*** Begin section ***

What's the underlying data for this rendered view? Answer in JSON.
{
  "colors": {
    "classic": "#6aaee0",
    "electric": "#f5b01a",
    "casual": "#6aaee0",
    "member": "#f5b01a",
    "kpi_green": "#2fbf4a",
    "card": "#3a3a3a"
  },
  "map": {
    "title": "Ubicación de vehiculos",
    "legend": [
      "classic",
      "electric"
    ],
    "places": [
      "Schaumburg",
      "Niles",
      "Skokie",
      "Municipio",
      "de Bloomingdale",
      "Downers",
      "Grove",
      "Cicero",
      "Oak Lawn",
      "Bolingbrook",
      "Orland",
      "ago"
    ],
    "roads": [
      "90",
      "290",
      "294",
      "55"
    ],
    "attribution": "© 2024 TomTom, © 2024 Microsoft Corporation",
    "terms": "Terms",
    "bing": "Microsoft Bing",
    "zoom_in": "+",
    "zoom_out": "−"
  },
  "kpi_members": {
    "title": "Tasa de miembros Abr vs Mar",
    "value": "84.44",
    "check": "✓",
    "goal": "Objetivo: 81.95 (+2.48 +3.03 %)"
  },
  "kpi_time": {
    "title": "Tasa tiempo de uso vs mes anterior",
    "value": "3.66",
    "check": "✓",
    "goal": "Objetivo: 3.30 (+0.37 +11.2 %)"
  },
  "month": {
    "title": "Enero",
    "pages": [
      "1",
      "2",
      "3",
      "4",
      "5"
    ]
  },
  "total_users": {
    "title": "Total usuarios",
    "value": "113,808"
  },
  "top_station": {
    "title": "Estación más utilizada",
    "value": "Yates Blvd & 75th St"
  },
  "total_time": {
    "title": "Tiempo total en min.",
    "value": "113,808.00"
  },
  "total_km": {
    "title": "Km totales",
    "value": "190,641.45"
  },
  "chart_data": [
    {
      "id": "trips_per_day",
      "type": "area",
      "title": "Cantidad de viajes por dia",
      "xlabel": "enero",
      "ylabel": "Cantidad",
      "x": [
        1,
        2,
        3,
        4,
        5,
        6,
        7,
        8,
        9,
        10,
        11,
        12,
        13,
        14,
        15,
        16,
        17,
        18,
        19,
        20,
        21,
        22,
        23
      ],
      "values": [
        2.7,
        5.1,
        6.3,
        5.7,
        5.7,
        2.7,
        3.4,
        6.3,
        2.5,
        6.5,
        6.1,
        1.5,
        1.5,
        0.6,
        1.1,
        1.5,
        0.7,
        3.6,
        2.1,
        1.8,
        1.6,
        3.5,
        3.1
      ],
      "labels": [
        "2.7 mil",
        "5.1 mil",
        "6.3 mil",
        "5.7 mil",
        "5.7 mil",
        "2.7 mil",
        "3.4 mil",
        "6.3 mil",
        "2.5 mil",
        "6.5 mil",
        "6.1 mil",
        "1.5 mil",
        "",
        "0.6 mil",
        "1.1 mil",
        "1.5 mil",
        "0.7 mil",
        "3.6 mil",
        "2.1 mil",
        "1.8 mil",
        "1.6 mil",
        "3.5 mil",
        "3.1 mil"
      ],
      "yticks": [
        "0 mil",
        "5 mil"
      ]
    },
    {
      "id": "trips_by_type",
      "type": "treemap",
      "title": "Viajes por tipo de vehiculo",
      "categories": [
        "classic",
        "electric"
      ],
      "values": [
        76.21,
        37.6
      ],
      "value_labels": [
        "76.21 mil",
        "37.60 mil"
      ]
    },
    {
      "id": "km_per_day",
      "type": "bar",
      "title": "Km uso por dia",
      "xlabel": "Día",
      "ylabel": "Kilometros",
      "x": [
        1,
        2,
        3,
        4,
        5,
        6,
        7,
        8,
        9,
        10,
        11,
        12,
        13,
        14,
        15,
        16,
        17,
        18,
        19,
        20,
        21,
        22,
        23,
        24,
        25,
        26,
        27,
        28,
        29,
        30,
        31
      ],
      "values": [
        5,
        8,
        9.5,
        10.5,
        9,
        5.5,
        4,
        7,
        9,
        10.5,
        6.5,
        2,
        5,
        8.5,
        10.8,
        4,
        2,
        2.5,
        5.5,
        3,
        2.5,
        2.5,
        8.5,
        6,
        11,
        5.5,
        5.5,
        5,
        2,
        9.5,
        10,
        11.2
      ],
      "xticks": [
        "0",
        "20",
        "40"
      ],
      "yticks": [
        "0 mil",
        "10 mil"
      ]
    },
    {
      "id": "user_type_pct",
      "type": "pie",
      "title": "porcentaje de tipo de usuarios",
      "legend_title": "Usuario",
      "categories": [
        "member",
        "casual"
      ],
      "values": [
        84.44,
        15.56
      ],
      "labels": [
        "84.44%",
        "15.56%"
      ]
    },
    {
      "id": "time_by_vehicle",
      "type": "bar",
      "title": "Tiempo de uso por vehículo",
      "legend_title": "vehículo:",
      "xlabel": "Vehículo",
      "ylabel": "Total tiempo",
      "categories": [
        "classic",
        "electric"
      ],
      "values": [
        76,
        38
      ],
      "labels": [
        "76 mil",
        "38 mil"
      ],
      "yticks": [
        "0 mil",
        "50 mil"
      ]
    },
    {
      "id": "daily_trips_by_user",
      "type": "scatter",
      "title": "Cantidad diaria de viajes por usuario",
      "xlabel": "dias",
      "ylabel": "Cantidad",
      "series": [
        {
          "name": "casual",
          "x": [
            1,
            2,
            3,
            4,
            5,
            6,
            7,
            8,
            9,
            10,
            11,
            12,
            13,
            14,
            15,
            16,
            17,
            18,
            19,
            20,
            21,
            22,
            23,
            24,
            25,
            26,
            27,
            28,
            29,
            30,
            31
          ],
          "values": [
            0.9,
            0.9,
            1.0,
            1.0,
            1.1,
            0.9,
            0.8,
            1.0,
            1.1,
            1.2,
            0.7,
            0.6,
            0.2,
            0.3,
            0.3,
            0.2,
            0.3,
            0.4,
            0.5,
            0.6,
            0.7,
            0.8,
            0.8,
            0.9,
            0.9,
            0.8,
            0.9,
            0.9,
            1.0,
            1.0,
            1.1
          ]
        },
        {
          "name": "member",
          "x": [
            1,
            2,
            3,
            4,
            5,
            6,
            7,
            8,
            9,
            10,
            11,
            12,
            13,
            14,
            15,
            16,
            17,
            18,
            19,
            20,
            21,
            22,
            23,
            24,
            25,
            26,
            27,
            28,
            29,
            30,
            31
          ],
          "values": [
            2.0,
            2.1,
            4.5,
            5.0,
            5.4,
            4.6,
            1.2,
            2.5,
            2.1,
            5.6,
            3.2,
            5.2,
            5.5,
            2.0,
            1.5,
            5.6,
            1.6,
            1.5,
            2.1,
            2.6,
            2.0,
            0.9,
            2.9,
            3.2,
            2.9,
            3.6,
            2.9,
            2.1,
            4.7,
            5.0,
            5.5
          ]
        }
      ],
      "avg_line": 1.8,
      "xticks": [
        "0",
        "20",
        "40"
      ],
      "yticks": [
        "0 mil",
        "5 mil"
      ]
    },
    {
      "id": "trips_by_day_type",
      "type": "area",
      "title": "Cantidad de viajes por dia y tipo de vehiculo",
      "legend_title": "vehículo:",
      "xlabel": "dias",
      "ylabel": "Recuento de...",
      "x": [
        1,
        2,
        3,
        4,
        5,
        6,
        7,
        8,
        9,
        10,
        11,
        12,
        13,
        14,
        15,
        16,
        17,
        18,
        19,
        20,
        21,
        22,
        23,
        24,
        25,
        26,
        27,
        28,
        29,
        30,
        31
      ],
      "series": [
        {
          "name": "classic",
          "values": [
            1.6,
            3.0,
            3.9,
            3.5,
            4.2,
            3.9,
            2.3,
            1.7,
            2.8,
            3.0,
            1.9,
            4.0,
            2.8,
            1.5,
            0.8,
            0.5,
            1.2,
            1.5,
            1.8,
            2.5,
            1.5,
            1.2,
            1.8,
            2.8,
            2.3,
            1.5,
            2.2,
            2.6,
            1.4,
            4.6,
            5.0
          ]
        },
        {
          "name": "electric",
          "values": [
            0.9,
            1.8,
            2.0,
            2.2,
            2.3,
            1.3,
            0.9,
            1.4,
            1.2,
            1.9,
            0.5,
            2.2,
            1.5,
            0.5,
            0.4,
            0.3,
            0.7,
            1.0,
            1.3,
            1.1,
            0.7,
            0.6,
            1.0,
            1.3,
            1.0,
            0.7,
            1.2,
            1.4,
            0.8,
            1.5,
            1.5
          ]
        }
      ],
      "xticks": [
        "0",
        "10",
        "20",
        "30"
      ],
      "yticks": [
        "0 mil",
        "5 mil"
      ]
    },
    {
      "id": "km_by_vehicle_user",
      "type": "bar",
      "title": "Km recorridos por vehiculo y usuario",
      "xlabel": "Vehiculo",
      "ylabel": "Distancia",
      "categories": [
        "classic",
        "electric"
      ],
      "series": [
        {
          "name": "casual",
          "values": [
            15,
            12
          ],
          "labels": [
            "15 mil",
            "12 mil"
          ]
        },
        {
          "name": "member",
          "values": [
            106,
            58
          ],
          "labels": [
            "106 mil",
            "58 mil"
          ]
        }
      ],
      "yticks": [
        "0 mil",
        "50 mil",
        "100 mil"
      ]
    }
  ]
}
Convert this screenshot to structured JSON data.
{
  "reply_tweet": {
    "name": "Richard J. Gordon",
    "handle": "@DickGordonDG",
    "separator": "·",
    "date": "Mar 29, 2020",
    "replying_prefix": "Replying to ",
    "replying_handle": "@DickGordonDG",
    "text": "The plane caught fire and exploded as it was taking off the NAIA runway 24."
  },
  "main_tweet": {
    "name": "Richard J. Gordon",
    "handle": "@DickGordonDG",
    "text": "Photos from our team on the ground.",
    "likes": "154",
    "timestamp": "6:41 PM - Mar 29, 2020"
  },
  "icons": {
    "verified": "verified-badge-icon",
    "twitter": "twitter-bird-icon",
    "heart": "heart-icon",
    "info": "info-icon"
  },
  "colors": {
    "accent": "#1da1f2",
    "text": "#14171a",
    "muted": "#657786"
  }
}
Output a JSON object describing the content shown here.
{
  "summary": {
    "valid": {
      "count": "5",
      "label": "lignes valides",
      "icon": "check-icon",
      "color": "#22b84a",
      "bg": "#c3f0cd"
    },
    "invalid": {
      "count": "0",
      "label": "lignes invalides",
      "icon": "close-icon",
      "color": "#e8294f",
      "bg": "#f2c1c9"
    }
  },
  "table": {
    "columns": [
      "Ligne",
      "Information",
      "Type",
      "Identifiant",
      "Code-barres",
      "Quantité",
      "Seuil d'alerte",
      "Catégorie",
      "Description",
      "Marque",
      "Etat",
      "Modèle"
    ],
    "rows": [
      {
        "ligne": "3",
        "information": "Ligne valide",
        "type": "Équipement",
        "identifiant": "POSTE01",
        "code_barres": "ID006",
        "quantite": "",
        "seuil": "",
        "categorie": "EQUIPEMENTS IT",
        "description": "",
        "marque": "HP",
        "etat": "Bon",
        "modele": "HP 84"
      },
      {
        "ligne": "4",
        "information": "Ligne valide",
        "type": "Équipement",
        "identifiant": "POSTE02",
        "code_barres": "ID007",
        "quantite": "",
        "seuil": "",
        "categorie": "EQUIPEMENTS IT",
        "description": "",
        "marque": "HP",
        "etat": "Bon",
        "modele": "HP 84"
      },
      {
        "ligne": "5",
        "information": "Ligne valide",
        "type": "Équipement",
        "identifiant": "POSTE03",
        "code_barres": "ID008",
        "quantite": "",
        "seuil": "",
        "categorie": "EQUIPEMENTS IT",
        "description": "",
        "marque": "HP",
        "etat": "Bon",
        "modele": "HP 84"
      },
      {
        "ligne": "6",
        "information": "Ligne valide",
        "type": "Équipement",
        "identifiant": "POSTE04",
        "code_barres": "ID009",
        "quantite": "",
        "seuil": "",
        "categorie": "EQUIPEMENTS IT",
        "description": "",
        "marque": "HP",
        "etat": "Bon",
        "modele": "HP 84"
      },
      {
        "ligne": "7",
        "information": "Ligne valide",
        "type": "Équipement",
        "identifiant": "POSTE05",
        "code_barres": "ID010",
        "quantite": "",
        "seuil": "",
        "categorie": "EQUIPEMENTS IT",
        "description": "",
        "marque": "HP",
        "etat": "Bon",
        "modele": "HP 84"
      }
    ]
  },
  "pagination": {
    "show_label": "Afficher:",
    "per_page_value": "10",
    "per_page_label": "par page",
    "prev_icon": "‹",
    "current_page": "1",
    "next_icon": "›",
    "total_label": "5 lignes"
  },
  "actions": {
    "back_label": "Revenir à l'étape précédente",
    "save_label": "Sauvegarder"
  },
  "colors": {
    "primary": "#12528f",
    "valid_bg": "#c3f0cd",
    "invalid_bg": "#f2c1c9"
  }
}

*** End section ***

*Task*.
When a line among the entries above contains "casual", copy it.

*Finished task*.
    "casual": "#6aaee0",
        "casual"
          "name": "casual",
          "name": "casual",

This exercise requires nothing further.